- set the time and place of the arbitration hearing (§ 29-5-316(c)), and
- permit discovery as is appropriate under the circumstances of the case including needs of the parties and cost efficacy (§ 29-5-318(c)).
Immunity From Civil Liability
While the UAA was silent on immunity of arbitrators from civil liability, RUAA borrows from Section 1280.1 of the California Code of Civil Procedure and Butz v. Economou, 438 U.S. 478, 511-12 (1978), where it was established the principle that the extension of judicial-like immunity to non-judicial officials is properly based on the “functional comparability” of the individual’s acts and judgments to the acts and judgments of judges.
- 29-5-315 of TRUAA cloaks the arbitrator with immunity from civil liability to the same extent as that of a judge of a court. Interestingly, immunity is also extended to arbitration organizations that administer the proceedings (Corey v. New York Stock Exch., 691 F.2d 1205, 1209 (6th Cir. 1982). It is imperative to note that the provision also gives arbitrators immunity from subpoenas or summons to testify in a judicial or administrative proceeding. However, the statute specifies that immunity is only from civil liability. Thus, an arbitrator is not immune from criminal liability arising for conduct in their arbitral or administrative roles (Babylon Milk & Cream Co. v. Horowitz, 151 N.Y.S.2d 221 (N.Y. Sup. Ct. 1956)).
If an award is authorized under a civil action and is justified, the TRUAA under § 29-5-322(a) enables arbitrators to make an award of punitive damages in all such cases where the agreement of the parties does not exclude issuing punitive damages. Because § 29-5-322 is a waivable provision, parties can either exclude or vary its application to the extent as is permitted by law.
To conclude, Tennessee’s enactment of the RUAA is a much welcome reform. Its adoption may result in Tennessee being chosen as a favored seat for both domestic and international arbitrations. The TRUAA is of utmost importance to in-house counsels and transactional lawyers who may consider designating TRUAA as the law governing arbitration proceedings in the arbitration clause itself. The unfolding of interpretation of the TRUAA afforded by courts and tribunal will strongly contribute to the jurisprudence of domestic arbitration in not just Tennessee but the country.
About Pragya Sharma

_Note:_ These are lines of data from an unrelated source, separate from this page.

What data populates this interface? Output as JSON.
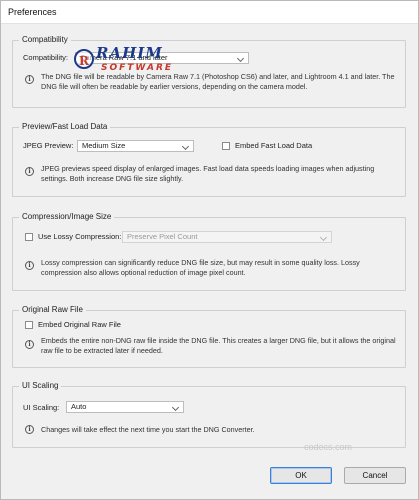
{
  "window": {
    "title": "Preferences"
  },
  "compatibility": {
    "legend": "Compatibility",
    "label": "Compatibility:",
    "selected": "Camera Raw 7.1 and later",
    "note": "The DNG file will be readable by Camera Raw 7.1 (Photoshop CS6) and later, and Lightroom 4.1 and later. The DNG file will often be readable by earlier versions, depending on the camera model."
  },
  "preview": {
    "legend": "Preview/Fast Load Data",
    "jpeg_label": "JPEG Preview:",
    "jpeg_selected": "Medium Size",
    "embed_label": "Embed Fast Load Data",
    "note": "JPEG previews speed display of enlarged images.  Fast load data speeds loading images when adjusting settings.  Both increase DNG file size slightly."
  },
  "compression": {
    "legend": "Compression/Image Size",
    "lossy_label": "Use Lossy Compression:",
    "lossy_selected": "Preserve Pixel Count",
    "note": "Lossy compression can significantly reduce DNG file size, but may result in some quality loss.  Lossy compression also allows optional reduction of image pixel count."
  },
  "original": {
    "legend": "Original Raw File",
    "embed_label": "Embed Original Raw File",
    "note": "Embeds the entire non-DNG raw file inside the DNG file.  This creates a larger DNG file, but it allows the original raw file to be extracted later if needed."
  },
  "ui_scaling": {
    "legend": "UI Scaling",
    "label": "UI Scaling:",
    "selected": "Auto",
    "note": "Changes will take effect the next time you start the DNG Converter."
  },
  "buttons": {
    "ok": "OK",
    "cancel": "Cancel"
  },
  "overlay": {
    "logo_main": "RAHIM",
    "logo_sub": "SOFTWARE",
    "logo_badge": "R",
    "watermark": "codecs.com"
  },
  "icons": {
    "info": "i"
  }
}
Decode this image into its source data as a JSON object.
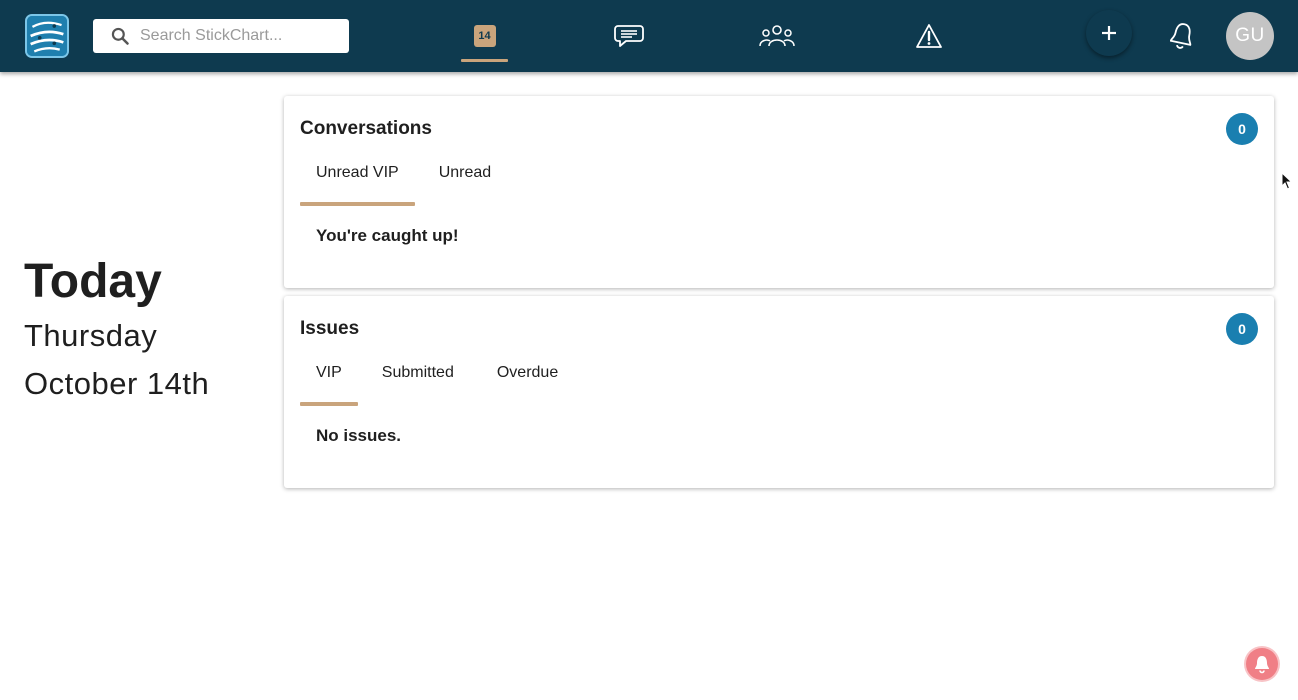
{
  "header": {
    "search": {
      "placeholder": "Search StickChart..."
    },
    "nav": [
      {
        "name": "calendar",
        "icon": "calendar-icon",
        "day_number": "14",
        "active": true
      },
      {
        "name": "conversations",
        "icon": "chat-icon",
        "active": false
      },
      {
        "name": "people",
        "icon": "people-icon",
        "active": false
      },
      {
        "name": "issues",
        "icon": "warning-icon",
        "active": false
      }
    ],
    "avatar_initials": "GU"
  },
  "date_panel": {
    "heading": "Today",
    "weekday": "Thursday",
    "date": "October 14th"
  },
  "conversations_card": {
    "title": "Conversations",
    "count": "0",
    "tabs": [
      "Unread VIP",
      "Unread"
    ],
    "active_tab": 0,
    "empty_message": "You're caught up!"
  },
  "issues_card": {
    "title": "Issues",
    "count": "0",
    "tabs": [
      "VIP",
      "Submitted",
      "Overdue"
    ],
    "active_tab": 0,
    "empty_message": "No issues."
  },
  "colors": {
    "header_bg": "#0e3a4f",
    "accent_tan": "#c9a47c",
    "badge_blue": "#1a7fb0",
    "avatar_gray": "#c4c4c4",
    "help_red": "#f07f86"
  }
}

Pragya Sharma has been a practicing attorney in India since 2019. She recently received her LLM in Dispute Resolution with dual concentrations in Trial Litigation and International Arbitration from the Straus Institute for Dispute Resolution where she was also awarded a full-tuition scholarship from JAMS. Her talent and prior experience makes her the perfect fit for our Arbitration Associate. The position entails a multitude of things, but in a nutshell, she is helping to facilitate the growth of our arbitration department.